(Items listed in a dataset)
::::::::

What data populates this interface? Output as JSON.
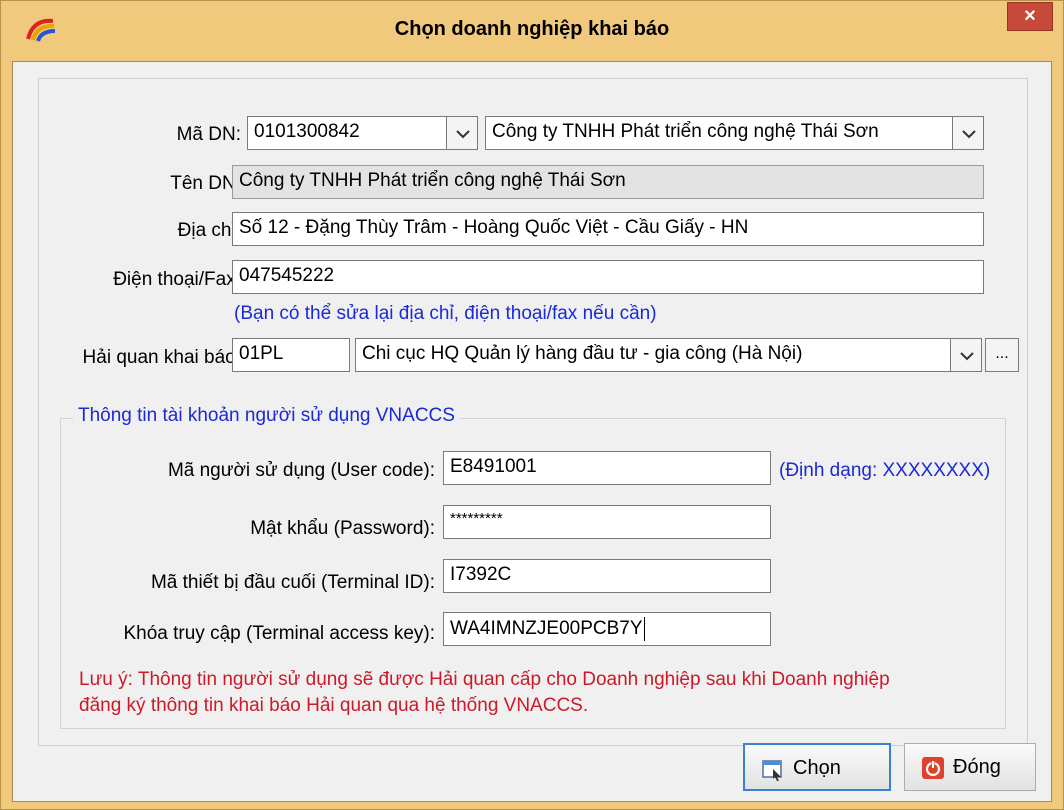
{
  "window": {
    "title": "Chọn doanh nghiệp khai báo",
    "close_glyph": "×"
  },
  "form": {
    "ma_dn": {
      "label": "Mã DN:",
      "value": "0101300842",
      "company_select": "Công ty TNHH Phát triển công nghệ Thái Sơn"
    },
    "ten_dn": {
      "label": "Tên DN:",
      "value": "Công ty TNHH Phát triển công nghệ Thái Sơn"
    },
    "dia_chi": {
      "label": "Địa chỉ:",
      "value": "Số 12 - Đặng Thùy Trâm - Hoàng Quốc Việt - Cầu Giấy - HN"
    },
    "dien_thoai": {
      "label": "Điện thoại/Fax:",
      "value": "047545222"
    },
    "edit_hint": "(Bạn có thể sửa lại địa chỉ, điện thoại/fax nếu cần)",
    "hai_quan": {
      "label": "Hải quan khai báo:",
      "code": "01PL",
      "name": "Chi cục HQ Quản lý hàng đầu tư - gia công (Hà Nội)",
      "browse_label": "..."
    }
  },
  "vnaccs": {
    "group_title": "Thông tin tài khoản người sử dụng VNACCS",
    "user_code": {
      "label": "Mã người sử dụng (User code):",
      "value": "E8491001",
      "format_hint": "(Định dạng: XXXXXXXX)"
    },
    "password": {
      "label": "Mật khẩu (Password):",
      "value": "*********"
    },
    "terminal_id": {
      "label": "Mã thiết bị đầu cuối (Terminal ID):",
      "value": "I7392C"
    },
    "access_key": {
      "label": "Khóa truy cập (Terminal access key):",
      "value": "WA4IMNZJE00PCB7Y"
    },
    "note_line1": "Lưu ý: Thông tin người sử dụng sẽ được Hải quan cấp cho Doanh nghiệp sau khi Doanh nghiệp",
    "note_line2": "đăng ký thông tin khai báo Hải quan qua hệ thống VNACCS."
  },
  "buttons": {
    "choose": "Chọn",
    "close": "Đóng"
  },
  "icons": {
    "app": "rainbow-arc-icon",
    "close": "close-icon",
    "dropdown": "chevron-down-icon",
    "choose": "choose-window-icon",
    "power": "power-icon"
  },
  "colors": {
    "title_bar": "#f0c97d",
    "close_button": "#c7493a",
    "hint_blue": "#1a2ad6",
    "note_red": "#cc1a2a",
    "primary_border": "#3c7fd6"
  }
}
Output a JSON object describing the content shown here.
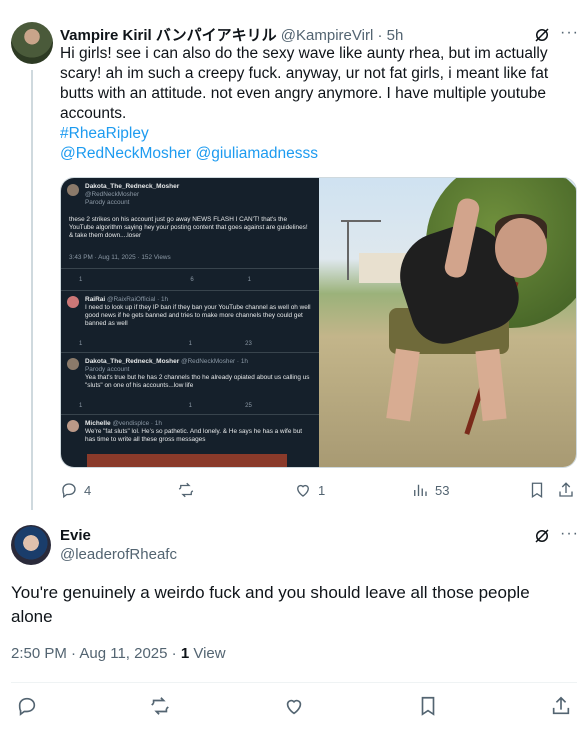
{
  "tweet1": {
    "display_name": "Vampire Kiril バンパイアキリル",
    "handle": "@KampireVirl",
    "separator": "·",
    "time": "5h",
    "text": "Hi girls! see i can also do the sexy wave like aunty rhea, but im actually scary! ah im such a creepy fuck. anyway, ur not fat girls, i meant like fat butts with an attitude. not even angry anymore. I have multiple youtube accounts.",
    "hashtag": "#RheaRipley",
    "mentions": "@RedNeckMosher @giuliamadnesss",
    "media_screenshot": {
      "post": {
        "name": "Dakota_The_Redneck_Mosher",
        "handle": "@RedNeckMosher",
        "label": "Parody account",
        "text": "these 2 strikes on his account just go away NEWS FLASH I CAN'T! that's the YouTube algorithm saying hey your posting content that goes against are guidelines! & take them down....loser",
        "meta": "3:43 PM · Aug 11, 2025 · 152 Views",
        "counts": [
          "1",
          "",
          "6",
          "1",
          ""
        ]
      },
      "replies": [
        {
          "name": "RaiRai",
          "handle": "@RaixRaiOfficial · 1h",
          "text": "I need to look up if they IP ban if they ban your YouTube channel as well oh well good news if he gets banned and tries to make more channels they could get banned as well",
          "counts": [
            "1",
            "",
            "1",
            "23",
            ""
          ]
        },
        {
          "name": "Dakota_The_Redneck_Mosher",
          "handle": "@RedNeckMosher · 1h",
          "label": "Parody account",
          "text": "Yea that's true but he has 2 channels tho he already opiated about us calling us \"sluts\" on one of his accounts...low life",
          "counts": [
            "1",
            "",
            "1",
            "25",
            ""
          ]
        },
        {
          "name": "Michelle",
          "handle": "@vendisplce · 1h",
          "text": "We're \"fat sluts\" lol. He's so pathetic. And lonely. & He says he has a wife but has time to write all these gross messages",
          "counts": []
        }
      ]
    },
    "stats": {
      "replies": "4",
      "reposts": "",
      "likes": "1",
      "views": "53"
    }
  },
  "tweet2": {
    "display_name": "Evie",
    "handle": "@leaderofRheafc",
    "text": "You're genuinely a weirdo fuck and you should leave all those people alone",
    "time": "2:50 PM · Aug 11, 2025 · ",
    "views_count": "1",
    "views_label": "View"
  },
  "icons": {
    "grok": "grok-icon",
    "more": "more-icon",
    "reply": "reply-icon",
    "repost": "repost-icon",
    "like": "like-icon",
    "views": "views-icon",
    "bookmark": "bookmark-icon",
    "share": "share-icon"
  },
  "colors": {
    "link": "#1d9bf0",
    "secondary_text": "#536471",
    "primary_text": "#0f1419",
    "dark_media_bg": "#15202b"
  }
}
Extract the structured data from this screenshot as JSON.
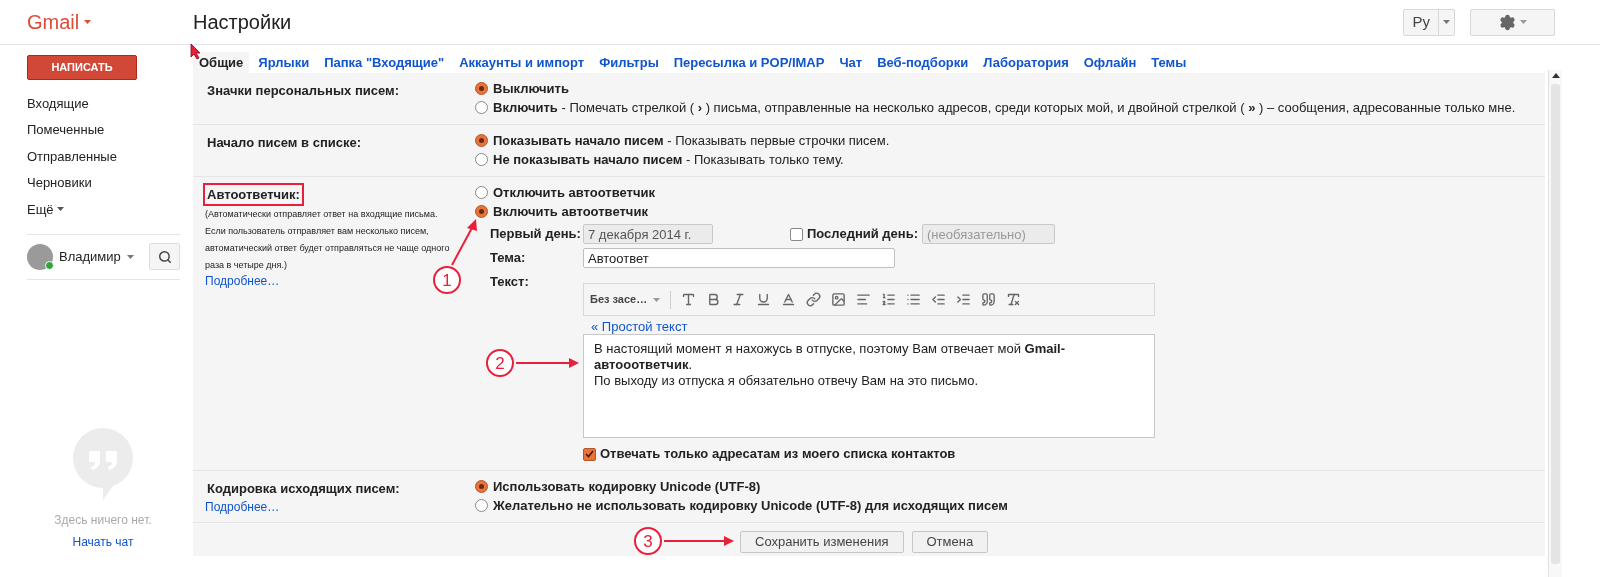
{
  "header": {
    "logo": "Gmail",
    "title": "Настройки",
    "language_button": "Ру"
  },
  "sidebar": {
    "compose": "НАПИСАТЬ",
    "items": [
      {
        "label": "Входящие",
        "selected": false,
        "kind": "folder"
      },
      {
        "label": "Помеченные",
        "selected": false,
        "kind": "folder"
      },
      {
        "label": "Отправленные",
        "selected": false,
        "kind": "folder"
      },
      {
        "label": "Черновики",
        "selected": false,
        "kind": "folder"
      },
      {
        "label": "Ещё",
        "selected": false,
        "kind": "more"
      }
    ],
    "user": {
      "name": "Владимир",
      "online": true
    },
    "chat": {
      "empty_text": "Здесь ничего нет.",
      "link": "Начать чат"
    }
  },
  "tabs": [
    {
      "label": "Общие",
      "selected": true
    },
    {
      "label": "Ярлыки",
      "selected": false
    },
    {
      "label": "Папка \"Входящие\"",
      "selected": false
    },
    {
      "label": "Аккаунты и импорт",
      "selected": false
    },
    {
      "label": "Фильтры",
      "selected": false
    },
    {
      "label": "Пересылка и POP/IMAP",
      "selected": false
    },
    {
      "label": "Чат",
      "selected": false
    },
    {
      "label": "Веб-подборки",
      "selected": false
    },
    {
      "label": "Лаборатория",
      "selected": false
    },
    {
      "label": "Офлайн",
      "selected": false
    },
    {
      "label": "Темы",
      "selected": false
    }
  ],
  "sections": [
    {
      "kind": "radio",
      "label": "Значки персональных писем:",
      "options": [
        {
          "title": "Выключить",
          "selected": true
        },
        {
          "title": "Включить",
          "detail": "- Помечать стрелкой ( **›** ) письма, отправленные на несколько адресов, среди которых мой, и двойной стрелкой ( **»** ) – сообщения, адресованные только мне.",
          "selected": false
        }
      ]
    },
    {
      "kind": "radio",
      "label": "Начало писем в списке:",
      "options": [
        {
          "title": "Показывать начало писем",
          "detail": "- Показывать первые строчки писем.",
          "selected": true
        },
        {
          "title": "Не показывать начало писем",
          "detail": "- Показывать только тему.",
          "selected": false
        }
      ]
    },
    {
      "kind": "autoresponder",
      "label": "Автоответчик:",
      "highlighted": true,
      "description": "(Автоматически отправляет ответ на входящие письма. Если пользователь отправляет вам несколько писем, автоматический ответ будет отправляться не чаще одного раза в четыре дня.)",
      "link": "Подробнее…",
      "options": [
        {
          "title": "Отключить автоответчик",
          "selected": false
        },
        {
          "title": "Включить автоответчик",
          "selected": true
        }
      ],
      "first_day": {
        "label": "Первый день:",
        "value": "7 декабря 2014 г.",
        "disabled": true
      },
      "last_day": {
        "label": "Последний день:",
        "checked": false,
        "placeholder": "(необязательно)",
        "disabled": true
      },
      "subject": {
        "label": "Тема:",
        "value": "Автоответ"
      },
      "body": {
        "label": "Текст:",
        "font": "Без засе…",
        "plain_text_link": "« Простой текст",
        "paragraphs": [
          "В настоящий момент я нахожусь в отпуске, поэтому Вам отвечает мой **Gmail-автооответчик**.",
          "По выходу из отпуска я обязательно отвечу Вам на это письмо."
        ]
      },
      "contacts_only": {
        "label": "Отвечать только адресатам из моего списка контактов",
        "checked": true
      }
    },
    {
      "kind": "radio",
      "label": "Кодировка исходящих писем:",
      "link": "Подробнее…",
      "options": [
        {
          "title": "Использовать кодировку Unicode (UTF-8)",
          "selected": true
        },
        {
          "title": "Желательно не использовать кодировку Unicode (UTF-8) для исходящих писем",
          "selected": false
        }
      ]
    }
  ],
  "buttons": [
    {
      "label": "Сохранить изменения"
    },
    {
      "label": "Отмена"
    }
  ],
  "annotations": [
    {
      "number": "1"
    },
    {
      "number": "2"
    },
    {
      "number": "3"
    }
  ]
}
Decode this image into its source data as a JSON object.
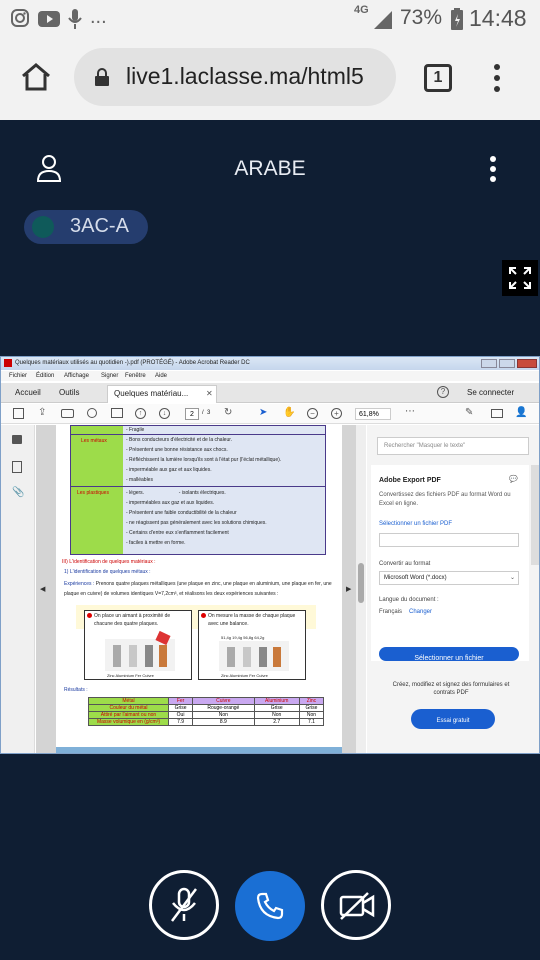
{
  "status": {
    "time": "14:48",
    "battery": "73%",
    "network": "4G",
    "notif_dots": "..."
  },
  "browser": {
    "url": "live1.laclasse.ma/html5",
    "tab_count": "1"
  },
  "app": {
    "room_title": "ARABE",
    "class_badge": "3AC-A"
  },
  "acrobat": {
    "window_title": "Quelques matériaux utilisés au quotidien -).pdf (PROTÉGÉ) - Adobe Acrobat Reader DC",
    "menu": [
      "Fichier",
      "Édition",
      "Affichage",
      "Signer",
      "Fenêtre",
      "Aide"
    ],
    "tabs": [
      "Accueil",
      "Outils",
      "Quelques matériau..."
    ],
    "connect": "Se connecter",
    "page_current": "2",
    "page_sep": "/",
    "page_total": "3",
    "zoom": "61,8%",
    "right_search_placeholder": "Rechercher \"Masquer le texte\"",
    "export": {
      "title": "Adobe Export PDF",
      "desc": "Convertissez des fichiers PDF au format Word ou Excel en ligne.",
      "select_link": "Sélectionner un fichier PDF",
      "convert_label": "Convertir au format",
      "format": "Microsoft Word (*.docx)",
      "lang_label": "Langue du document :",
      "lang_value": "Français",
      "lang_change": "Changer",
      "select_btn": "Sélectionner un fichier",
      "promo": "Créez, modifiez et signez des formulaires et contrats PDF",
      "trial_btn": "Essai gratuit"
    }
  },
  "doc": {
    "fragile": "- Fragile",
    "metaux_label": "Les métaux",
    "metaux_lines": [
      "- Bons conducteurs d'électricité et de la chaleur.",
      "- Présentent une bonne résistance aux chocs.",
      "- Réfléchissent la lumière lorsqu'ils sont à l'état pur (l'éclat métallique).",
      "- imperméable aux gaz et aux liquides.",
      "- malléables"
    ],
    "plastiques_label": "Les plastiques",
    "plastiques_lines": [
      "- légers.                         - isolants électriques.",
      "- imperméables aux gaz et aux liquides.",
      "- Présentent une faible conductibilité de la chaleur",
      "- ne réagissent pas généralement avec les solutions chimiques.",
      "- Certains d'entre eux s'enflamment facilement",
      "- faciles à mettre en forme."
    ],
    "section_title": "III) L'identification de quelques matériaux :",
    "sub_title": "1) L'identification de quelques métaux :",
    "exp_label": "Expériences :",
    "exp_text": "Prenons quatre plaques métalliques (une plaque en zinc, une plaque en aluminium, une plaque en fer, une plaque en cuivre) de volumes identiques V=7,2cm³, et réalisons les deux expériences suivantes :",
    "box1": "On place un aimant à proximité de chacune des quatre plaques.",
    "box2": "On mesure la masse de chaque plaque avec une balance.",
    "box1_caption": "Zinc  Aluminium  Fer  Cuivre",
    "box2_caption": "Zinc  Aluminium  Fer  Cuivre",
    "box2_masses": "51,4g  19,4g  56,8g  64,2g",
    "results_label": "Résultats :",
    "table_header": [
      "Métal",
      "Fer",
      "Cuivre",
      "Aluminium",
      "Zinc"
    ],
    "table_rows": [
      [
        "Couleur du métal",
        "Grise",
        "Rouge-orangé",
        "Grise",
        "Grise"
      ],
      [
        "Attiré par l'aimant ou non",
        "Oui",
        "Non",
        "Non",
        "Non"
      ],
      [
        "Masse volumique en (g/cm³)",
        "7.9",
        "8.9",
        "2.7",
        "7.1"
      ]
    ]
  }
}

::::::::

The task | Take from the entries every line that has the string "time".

Output for this task |
    "time": "5h",
          "text": "We're \"fat sluts\" lol. He's so pathetic. And lonely. & He says he has a wife but has time to write all these gross messages",
    "time": "2:50 PM · Aug 11, 2025 · ",
    "time": "14:48",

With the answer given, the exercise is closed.